LOUISVILLE, Ky. — Disappointing is the only way I can describe the scene on the first tee Friday morning. I remember what it was like two years ago at the K Club. The roar of the crowd when local hero Darren Clarke, whose wife had recently passed away, walked from the putting green to the first tee was deafening, like nothing I've ever heard on a golf course anywhere. I get goose bumps just recalling it.
So I guess I was expecting too much when Kenny Perry finally appeared before his fellow Kentuckians. The front nine at Valhalla is wide open, and the area around the first tee is devoid of trees. Plus, the grandstand behind the tee is Lilliputian compared to the monsters the Euros erect on their courses. So it was a smaller crowd.
They were enthusiastic, yes, and as loud as they could be. But it wasn't deafening. And if I were a European player, I wouldn't have felt remotely intimidated. As Perry approached the tee ground, fans were chanting "U-S-A! U-S-A!" They quickly switched to singing their hero's name in a high-note-low-note singsong--"Ken-nee Pair-ree! Ken-nee Pair-ree!" Jim Furyk, his partner, began waving his hands with his index fingers stretched out, like he was conducting the choir.
Perhaps the cheers would've been even louder if Perry had hit the opening tee ball in the alternate shot match, but that honor went to Lee Westwood for the Euros, and then Furyk for the Americans.
It was a nice moment, it was a memorable moment. But it was far from deafening. A surprising number of European followers were in the stands, too, and they seemed more vocal.

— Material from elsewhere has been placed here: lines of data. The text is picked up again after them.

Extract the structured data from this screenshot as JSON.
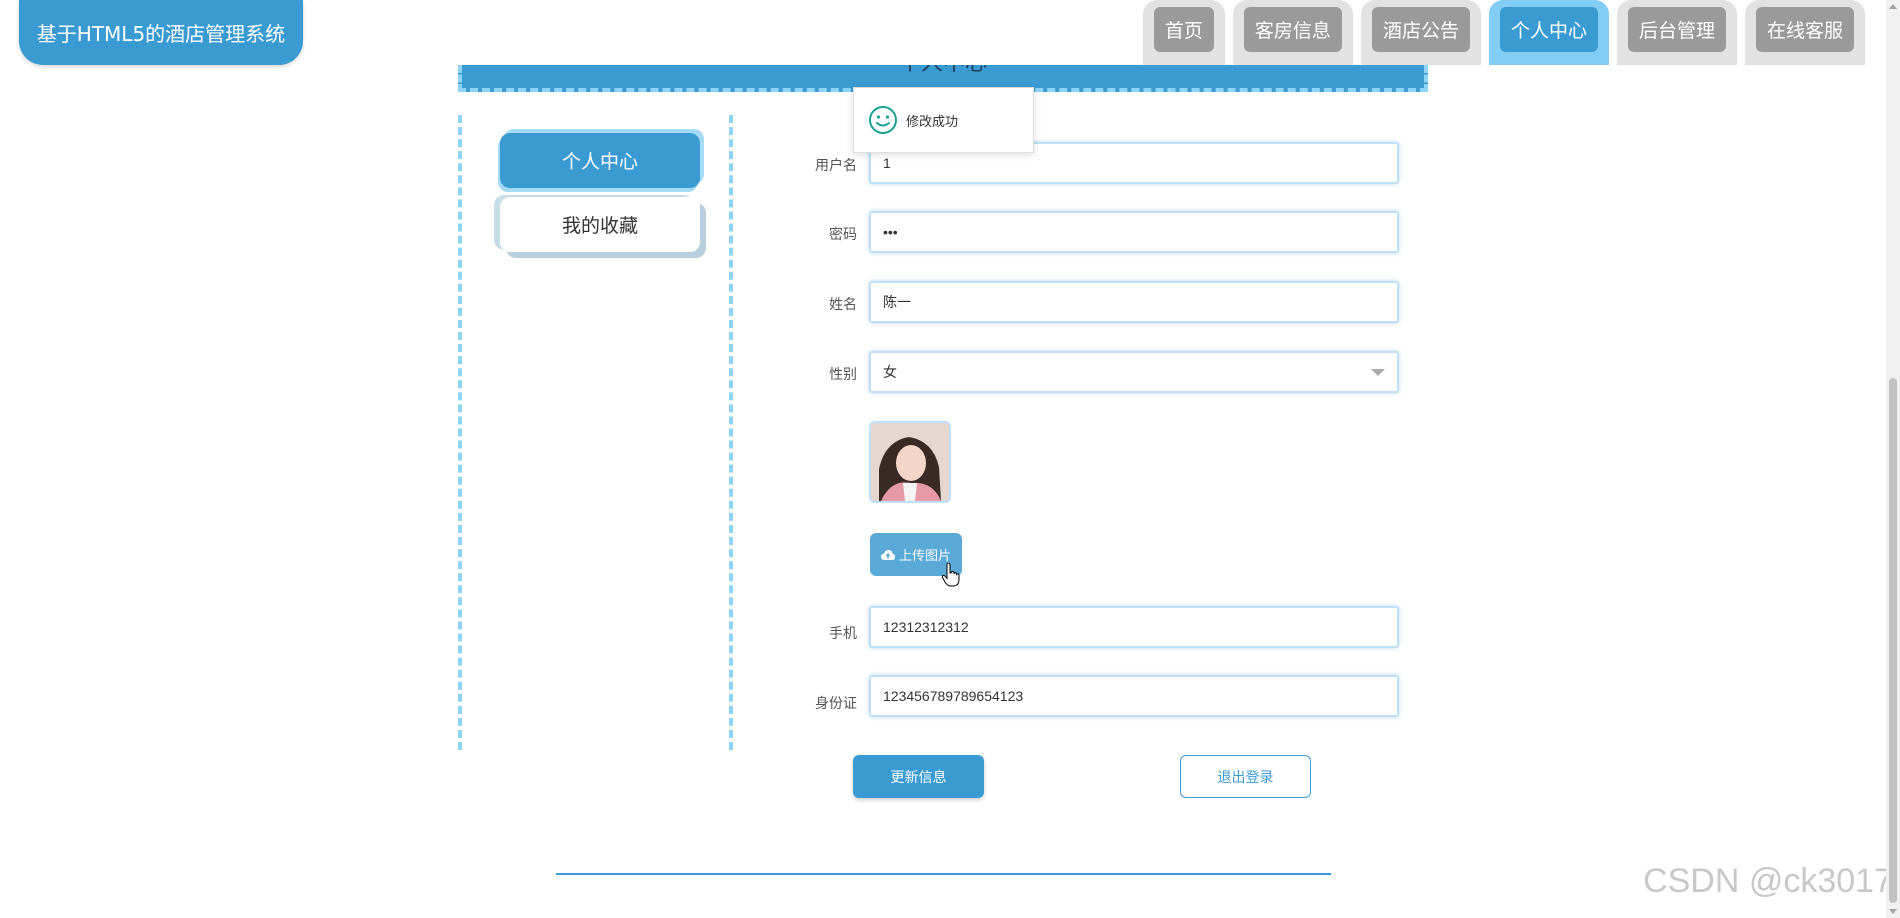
{
  "brand": {
    "title": "基于HTML5的酒店管理系统"
  },
  "nav": {
    "items": [
      {
        "label": "首页",
        "active": false
      },
      {
        "label": "客房信息",
        "active": false
      },
      {
        "label": "酒店公告",
        "active": false
      },
      {
        "label": "个人中心",
        "active": true
      },
      {
        "label": "后台管理",
        "active": false
      },
      {
        "label": "在线客服",
        "active": false
      }
    ]
  },
  "banner": {
    "title": "个人中心"
  },
  "sidebar": {
    "items": [
      {
        "label": "个人中心",
        "active": true
      },
      {
        "label": "我的收藏",
        "active": false
      }
    ]
  },
  "form": {
    "username": {
      "label": "用户名",
      "value": "1"
    },
    "password": {
      "label": "密码",
      "value": "•••"
    },
    "name": {
      "label": "姓名",
      "value": "陈一"
    },
    "gender": {
      "label": "性别",
      "value": "女"
    },
    "upload_label": "上传图片",
    "phone": {
      "label": "手机",
      "value": "12312312312"
    },
    "idcard": {
      "label": "身份证",
      "value": "123456789789654123"
    },
    "update_label": "更新信息",
    "logout_label": "退出登录"
  },
  "toast": {
    "message": "修改成功",
    "icon": "smile-icon"
  },
  "watermark": "CSDN @ck3017",
  "colors": {
    "primary": "#3a9ad2",
    "light": "#8ed4f6",
    "success": "#1aa094"
  }
}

Give them points for originality, too. In the crowds milling about the hillside right of the tee and the first fairway, a half dozen Euro followers appeared in full matador costumes of bright red and black with the little black hats. Impressive. Another fan I talk to said I'd just missed an earlier group (probably following Padraig Harrington) dressed as leprechauns.
Maybe I set the bar too high after the K Club. I really thought the Kentuckians would blow the roof off this place, but they didn't. Whether it was the volume or how the Americans played the easy opening hole (three of the four groups missed the green in regulations), it felt the same--disappointing.